For many years we have been trying to reach a better understanding of railway worker safety. We know the railways were dangerous, involving significant loss of life and limb, but it has been hard to get a picture of the scale and the impact on lives when source material has been disparate and fragmented. Initiatives like our collaborative Railway Work, Life & Death (RWLD) project, between ourselves, University of Portsmouth and the Modern Records Centre (MRC), have helped us get a sense of the magnitude of death and injury, and also of the personal lives affected (see the previous blog posts by project co-lead Mike Esbester).
We also look out for—and acquire—new archive material on worker safety. The two examples of new arrivals are an interesting contrast in handling the consequences of a poor safety culture.

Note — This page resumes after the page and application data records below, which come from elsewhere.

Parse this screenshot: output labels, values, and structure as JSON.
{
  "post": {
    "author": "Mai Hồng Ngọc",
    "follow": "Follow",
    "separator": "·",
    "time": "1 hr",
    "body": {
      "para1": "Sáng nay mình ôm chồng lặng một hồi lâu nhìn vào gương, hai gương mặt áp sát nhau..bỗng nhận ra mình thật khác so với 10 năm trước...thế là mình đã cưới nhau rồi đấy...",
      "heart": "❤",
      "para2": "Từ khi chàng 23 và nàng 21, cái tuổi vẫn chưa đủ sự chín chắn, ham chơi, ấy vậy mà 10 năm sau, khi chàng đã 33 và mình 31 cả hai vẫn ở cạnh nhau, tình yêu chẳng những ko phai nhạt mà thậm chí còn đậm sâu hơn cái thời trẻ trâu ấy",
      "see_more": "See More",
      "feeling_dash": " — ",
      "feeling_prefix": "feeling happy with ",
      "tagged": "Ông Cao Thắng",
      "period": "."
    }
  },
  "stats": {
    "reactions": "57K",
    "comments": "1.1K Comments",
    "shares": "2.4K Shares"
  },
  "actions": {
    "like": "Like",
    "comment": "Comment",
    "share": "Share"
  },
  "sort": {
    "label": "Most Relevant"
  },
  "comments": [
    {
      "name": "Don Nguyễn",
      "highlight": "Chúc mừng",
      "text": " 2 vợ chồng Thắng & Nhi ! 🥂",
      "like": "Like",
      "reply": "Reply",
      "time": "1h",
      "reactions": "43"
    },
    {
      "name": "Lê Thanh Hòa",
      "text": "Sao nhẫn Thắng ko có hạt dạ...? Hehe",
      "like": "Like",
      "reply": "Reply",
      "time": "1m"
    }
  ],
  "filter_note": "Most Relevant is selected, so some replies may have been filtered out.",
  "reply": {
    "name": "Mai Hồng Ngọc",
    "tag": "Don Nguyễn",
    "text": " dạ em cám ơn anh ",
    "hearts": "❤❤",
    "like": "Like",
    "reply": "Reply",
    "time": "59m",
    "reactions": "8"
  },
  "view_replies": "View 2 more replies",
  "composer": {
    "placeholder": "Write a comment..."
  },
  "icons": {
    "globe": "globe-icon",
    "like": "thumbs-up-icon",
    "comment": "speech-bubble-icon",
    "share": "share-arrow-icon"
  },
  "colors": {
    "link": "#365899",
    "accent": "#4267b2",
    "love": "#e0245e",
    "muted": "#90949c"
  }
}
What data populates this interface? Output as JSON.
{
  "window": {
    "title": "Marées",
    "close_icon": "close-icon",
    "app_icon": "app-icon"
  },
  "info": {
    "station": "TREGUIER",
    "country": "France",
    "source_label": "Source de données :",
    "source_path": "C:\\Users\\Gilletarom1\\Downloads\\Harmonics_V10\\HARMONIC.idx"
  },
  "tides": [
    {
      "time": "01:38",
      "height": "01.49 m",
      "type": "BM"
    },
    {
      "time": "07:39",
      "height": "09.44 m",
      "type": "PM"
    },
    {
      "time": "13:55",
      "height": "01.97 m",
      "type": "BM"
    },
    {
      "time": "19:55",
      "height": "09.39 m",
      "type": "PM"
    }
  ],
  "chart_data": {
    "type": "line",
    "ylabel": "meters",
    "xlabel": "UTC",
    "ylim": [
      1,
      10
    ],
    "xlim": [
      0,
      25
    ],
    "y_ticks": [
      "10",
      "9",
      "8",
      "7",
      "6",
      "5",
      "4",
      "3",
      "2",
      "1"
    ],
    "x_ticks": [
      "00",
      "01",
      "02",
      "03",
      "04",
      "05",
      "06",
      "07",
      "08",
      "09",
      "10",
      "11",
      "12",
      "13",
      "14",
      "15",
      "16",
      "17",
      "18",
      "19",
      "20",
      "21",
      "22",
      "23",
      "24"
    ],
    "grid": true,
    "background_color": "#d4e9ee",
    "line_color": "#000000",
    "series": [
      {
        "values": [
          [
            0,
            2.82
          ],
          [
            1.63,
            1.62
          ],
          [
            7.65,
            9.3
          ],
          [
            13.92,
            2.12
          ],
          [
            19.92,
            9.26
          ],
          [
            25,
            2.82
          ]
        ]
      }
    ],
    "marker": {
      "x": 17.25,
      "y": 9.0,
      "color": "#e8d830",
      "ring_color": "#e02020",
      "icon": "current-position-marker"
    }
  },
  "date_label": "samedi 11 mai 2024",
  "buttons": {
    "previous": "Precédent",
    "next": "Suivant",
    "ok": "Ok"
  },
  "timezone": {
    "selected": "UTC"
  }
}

To turn first to the RWLD dataset. We now have over 23,000 entries of worker death and injury between 1900–1939, thanks to our brilliant transcriber volunteers at the NRM and at the MRC. This dataset is freely available for anyone to study (it can be downloaded from the project’s website: https://www.railwayaccidents.port.ac.uk/the-accidents/). We have been using it to crunch numbers as part of our goods story research for Station Hall’s gallery refresh (https://www.railwaymuseum.org.uk/station-hall-transformation). Here, we are showcasing the role of the shunter who was instrumental in the movement of goods. It was dangerous work as it involved coupling and uncoupling wagons that were often moving.
A common accident was getting crushed between the vehicles, resulting in limb loss or death. Indeed, limb loss is something that has been explored recently in some of the RWLD project blog posts for Disability History Month. The RWLD dataset revealed that 10% of all deaths (around 500) related to shunting and 19% of those who lost a limb, were through shunting-related incidents. These stark figures contextualise the archives we’ve recently added to the collection.
The first of these new acqusitions are the papers of Thomas Attwood Brockelbank. Brockelbank had started life operating a barge as a lighterman, whilst is not known what inspired his change of career, it is clear that he became determined to apply his ingenuity and entrepreneurism to improving safety for railway workers, particularly those involved in shunting operations.
Unlike other countries such as the US, the UK didn’t adopt automatic coupling for goods wagons until the 20th century and in the previous century railway safety efforts focused on improving passenger safety. There is an element of Victorian entrepreneurial bombast in Brockelbank’s papers, but he does seem to have a genuine humanitarian impulse as a motive and tries to speak truth to power to get the railway companies to take practical steps to mitigate the high rate of injury and death suffered by railway servants at this time.
He asked several railways to trial his invention and corresponded with the companies and the Board of Trade. He even appealed to royalty to help bring about the adoption of automatic couplings through political means, writing to Edward VII shortly after Queen Victoria’s death. He also published a pamphlet detailing his correspondence. Outside of the material held in the collection he also wrote a paper for the Journal of the Royal Society of Arts and wrote several letters to the editor of The Engineer about automatic coupling. However, it was the introduction of the shunting pole which went on to improve the accident rate. But the Brockelbank papers show that there were engineering inventors out there trying to change working practice and gather public support.
Related to the grisly statistics on the numbers of limbs lost, this new-to-us register details the production and distribution of 956 prosthetic limbs to employees of the North Eastern Railway (NER). The register documents how by 1922 the NER were up to limb no. 3168, a rather grim statistic illustrating the railways’ many dangers and how the company offered a practical solution to allow the affected worker to continue in employment. Without employment, the worker’s wife and family could fall quickly into destitution.
This reparative approach to railway safety is a 180-degree change from the preventative approach that is taken to workplace safety in more recent times. We hope that new archives such as these, as well as project work like the Railway Work, Life & Death, continue to raise the profile of this largely unexplored aspect of railway worker history and the sacrifices so many made to keep the railway network moving.